One part Paranormal Activity, one part Hereditary, the latest Netflix original horror film from Taiwan, Incantation begs the question of whether curses can be passed down from one generation to the next. Utilizing the found footage style, but in a fresh and unique manner, Incantation manages to tell a fragmented, but compelling story with genuine creepy scares.
The worst nightmare for any parent is to see their child suffering, and that’s exactly what Ruo-nan (Hsuan-yen Tsai) is experiencing with her young daughter Duo. Duo seems afflicted by some unseen supernatural force that leaves runic marks on her body and draws her into states of possession, while draining her life force. It’s all very horrific to watch a little girl endure all this.
Ruo-nan records everything in an attempt to document what is happening, hoping that it will help find a cure for her. All the while, we cut back and forth between the present and 6 years earlier, with Ruo-nan (who was pregnant with Duo at the time) was on a reality ghost hunting show. Between the present and the past, we see her invoking some sort of curse that later comes for her daughter in the present.
There’s a certain expected level of trauma that all children inherit from their parents. And while it mostly comes in the form of unintended consequences from people who did their best, sometimes it’s something far more sinister.
In a strange way, the supernatural curse that Duo inherits from Ruo-nan serves as a metaphor for the fears and anxieties we face in parenthood, and the perceived traumas we hope we don’t inflict on our children, but inevitably do so anyway.
For those familiar with the supernatural subgenre will know there’s a level of “you shouldn’t be messing with that”, and doing so is what causes so much suffering later on. It’s a harsh price to pay, but it’s an interesting cautionary tale about tampering with forces beyond our control, a theme ever present in demonic horror.
Less is More

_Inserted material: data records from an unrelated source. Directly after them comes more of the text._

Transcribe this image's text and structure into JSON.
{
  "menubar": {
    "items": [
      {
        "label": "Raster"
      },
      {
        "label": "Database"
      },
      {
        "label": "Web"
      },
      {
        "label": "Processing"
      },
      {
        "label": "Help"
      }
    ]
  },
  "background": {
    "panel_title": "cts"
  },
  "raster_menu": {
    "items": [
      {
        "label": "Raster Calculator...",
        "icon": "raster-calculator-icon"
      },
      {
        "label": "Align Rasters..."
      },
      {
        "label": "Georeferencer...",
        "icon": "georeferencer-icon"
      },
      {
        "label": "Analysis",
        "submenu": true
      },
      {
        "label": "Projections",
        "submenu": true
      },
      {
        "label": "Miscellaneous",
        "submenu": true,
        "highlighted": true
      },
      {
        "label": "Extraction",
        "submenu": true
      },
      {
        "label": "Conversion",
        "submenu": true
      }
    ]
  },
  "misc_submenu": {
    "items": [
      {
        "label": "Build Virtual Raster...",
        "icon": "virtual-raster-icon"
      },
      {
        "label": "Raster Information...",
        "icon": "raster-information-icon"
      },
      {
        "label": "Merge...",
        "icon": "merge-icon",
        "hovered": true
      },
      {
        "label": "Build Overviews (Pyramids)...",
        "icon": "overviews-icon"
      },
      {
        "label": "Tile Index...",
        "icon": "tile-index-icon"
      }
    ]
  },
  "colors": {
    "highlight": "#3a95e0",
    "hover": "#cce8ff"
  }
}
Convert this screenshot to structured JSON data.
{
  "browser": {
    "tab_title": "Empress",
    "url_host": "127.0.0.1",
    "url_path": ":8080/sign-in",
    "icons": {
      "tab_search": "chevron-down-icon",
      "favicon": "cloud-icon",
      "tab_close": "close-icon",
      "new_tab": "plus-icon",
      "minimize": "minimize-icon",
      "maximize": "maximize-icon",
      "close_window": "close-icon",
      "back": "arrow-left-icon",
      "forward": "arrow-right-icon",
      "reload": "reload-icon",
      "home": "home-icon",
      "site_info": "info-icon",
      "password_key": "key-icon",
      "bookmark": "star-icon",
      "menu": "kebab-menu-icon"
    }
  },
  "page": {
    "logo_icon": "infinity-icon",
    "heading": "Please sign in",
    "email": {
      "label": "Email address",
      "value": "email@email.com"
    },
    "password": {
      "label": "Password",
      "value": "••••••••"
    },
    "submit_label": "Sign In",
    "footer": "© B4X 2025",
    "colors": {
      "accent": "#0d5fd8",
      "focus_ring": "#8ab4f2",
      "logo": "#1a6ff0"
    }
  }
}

The entire film is shot found footage style, but the camera never feels like it’s intruding or having to justify why it’s there. That’s such a common problem with the found footage subgenre, and Incantation manages to sidestep that completely.
You almost forget that’s the style because of how natural the camera movements feel and how the creepy supernatural element feels both subtle and terrifying. At no point is it trying to throw jump scares in your face, rather it builds a sense of dread with unsettling drawn out scares that linger with you long after you’ve watched it.

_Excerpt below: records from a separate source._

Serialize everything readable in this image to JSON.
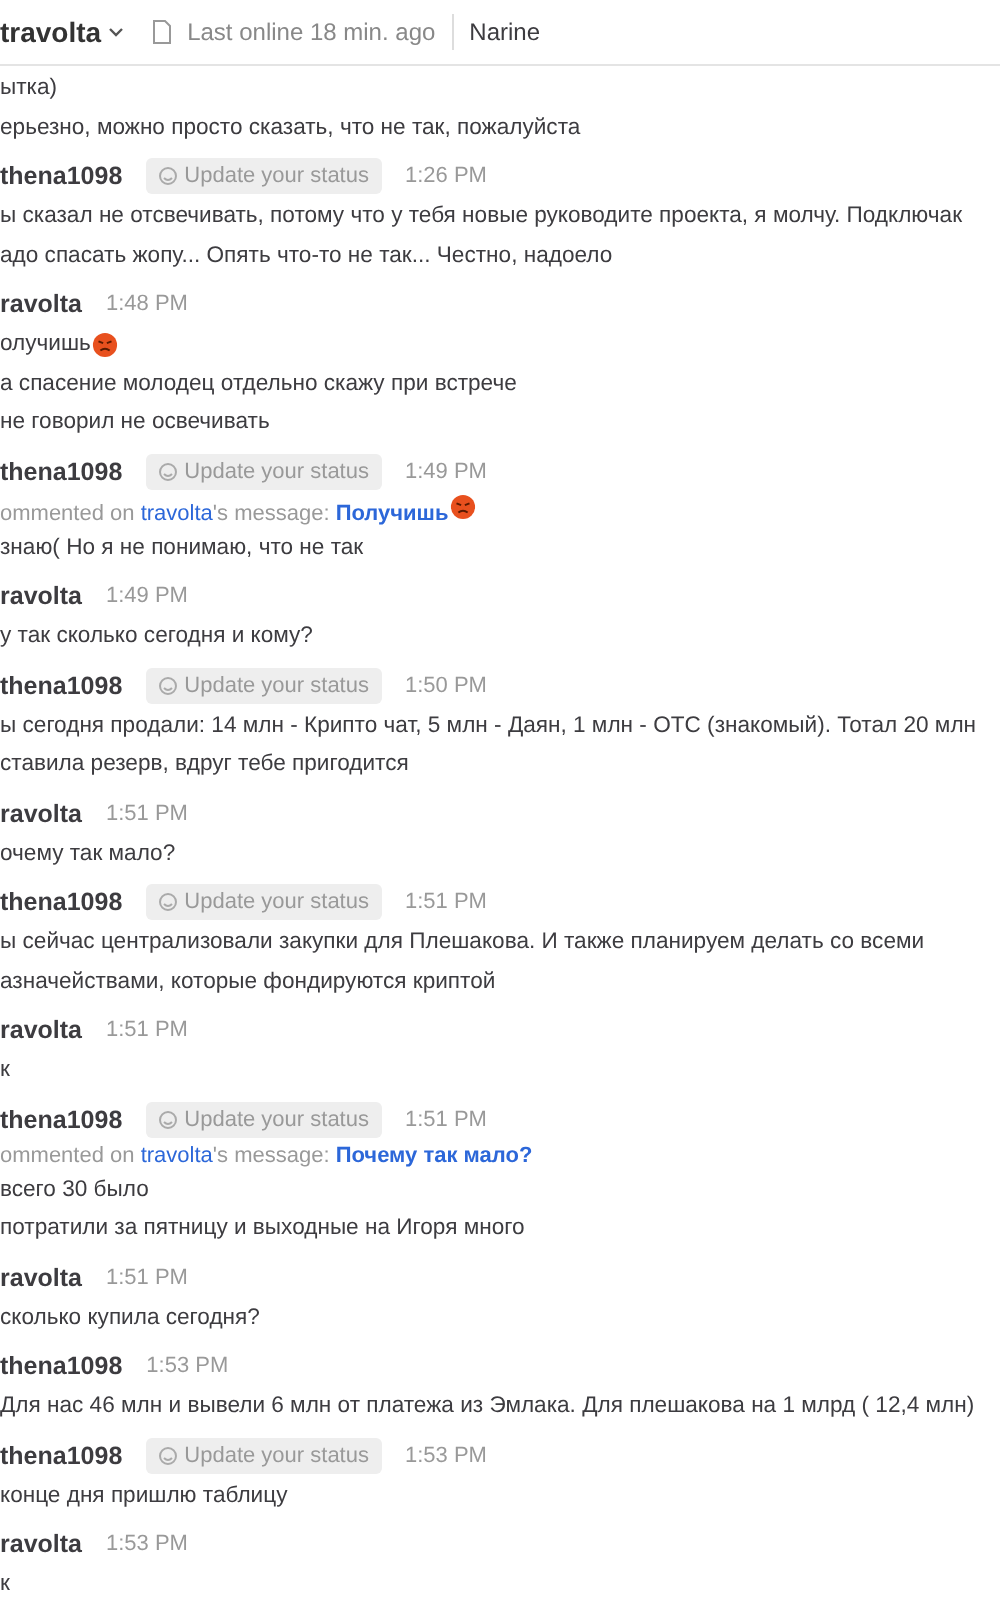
{
  "header": {
    "title": "travolta",
    "last_online": "Last online 18 min. ago",
    "member": "Narine"
  },
  "messages": [
    {
      "lines": [
        {
          "text": "ытка)"
        },
        {
          "text": "ерьезно, можно просто сказать, что не так, пожалуйста"
        }
      ]
    },
    {
      "author": "thena1098",
      "status": "Update your status",
      "time": "1:26 PM",
      "lines": [
        {
          "text": "ы сказал не отсвечивать, потому что у тебя новые руководите проекта, я молчу. Подключак"
        },
        {
          "text": "адо спасать жопу... Опять что-то не так... Честно, надоело"
        }
      ]
    },
    {
      "author": "ravolta",
      "time": "1:48 PM",
      "lines": [
        {
          "text": "олучишь",
          "emoji": true
        },
        {
          "text": "а спасение молодец отдельно скажу при встрече"
        },
        {
          "text": "не говорил не освечивать"
        }
      ]
    },
    {
      "author": "thena1098",
      "status": "Update your status",
      "time": "1:49 PM",
      "comment": {
        "prefix": "ommented on",
        "user": "travolta",
        "mid": "'s message:",
        "quote": "Получишь",
        "emoji": true
      },
      "lines": [
        {
          "text": "знаю( Но я не понимаю, что не так"
        }
      ]
    },
    {
      "author": "ravolta",
      "time": "1:49 PM",
      "lines": [
        {
          "text": "у так сколько сегодня и кому?"
        }
      ]
    },
    {
      "author": "thena1098",
      "status": "Update your status",
      "time": "1:50 PM",
      "lines": [
        {
          "text": "ы сегодня продали: 14 млн - Крипто чат, 5 млн - Даян, 1 млн - OTC (знакомый). Тотал 20 млн"
        },
        {
          "text": "ставила резерв, вдруг тебе пригодится"
        }
      ]
    },
    {
      "author": "ravolta",
      "time": "1:51 PM",
      "lines": [
        {
          "text": "очему так мало?"
        }
      ]
    },
    {
      "author": "thena1098",
      "status": "Update your status",
      "time": "1:51 PM",
      "lines": [
        {
          "text": "ы сейчас централизовали закупки для Плешакова. И также планируем делать со всеми"
        },
        {
          "text": "азначействами, которые фондируются криптой"
        }
      ]
    },
    {
      "author": "ravolta",
      "time": "1:51 PM",
      "lines": [
        {
          "text": "к"
        }
      ]
    },
    {
      "author": "thena1098",
      "status": "Update your status",
      "time": "1:51 PM",
      "comment": {
        "prefix": "ommented on",
        "user": "travolta",
        "mid": "'s message:",
        "quote": "Почему так мало?"
      },
      "lines": [
        {
          "text": "всего 30 было"
        },
        {
          "text": "потратили за пятницу и выходные на Игоря много"
        }
      ]
    },
    {
      "author": "ravolta",
      "time": "1:51 PM",
      "lines": [
        {
          "text": "сколько купила сегодня?"
        }
      ]
    },
    {
      "author": "thena1098",
      "time": "1:53 PM",
      "lines": [
        {
          "text": "Для нас 46 млн и вывели 6 млн от платежа из Эмлака. Для плешакова на 1 млрд ( 12,4 млн)"
        }
      ]
    },
    {
      "author": "thena1098",
      "status": "Update your status",
      "time": "1:53 PM",
      "lines": [
        {
          "text": "конце дня пришлю таблицу"
        }
      ]
    },
    {
      "author": "ravolta",
      "time": "1:53 PM",
      "lines": [
        {
          "text": "к"
        }
      ]
    }
  ]
}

Come for the creepy demonic horror, stay for the compelling family drama. Incantation is a solid supernatural thriller that’s both stylish and creepy, and gives us characters we actually care about and can relate to!
What did you think of Incantation? Let us know in the comments!